“During the nightly process, five Robot/SCHEDULE Enterprise jobs react to each other and control about 100 other jobs,” Dunn says in the case study. “We use OPAL, date objects, and the Robot/SCHEDULE Enterprise built-in FTP process. Before, this was a manual process that took hours. Now, just one click in Robot/SCHEDULE Enterprise and the entire process runs.”
Lamps Plus reports a 27 percent drop in overtime six months after beginning the Help/Systems implementation. “With automation, Sunday actually becomes a day off, the night shift is unmanned, and the operators only have to work at night if there are errors,” Dunn says.
The use of checkpoint jobs–or jobs that live within other jobs within Robot/SCHEDULE–is critical in giving Dunn peace of mind in the darkness. “If a checkpoint job doesn’t run, an alert gets sent. So, I can see that one part ran, but the next part didn’t,” he says. “These checkpoint jobs are reactive, so if a job doesn’t start, I know about it immediately, not the next day when I walk in. That means we can get on the system and do something about it. It’s nice–if we’re running unattended, I want more things telling me what’s going on, not fewer.”
Lamps Plus is using two other Help/Systems products, including the Robot/ALERT message notification software, and the Robot/CONSOLE message manager and resource monitor.

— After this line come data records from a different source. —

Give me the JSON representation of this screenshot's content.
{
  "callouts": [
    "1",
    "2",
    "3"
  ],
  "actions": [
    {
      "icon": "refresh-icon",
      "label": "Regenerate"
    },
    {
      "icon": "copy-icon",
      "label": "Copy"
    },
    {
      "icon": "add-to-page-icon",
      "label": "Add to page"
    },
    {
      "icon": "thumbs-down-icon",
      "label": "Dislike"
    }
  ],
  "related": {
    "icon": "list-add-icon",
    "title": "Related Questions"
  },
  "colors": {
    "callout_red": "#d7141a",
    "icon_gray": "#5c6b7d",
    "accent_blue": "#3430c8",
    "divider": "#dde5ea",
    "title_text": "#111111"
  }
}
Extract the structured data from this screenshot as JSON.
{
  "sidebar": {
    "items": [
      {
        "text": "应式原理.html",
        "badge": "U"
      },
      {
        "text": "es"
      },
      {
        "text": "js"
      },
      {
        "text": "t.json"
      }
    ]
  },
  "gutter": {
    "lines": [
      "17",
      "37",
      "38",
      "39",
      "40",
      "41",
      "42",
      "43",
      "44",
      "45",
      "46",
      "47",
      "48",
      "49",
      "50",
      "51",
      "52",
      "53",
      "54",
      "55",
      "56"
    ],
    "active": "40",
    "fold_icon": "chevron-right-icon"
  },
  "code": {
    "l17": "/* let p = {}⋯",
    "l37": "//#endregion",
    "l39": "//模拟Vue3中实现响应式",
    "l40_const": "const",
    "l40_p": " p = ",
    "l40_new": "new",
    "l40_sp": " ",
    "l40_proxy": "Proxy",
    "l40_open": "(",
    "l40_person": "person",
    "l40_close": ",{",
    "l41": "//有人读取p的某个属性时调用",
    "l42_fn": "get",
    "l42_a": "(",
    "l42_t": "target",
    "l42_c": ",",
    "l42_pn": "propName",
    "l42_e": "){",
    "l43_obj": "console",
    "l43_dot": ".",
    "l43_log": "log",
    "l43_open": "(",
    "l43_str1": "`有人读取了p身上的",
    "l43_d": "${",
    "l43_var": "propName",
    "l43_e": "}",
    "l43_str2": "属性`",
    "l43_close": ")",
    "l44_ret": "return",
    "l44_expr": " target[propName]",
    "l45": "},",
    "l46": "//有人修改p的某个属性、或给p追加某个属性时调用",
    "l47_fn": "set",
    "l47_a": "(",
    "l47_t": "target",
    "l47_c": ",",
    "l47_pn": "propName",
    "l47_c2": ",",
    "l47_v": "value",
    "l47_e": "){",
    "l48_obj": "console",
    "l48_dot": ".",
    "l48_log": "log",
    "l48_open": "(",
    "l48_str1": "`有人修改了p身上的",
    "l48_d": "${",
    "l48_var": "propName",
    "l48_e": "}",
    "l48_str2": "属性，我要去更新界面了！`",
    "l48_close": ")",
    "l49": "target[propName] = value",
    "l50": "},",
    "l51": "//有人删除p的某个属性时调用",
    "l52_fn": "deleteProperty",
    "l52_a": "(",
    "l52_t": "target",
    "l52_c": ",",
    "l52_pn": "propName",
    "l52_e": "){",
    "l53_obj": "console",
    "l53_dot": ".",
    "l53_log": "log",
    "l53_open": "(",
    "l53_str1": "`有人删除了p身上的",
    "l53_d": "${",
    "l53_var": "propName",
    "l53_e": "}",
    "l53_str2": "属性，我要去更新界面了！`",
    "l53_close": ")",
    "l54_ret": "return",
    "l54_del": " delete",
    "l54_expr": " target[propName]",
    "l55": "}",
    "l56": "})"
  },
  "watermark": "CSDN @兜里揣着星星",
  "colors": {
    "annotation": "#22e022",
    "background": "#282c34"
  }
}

The company plans to incorporate AIX into its Robot/SCHEDULE job scheduling routine soon.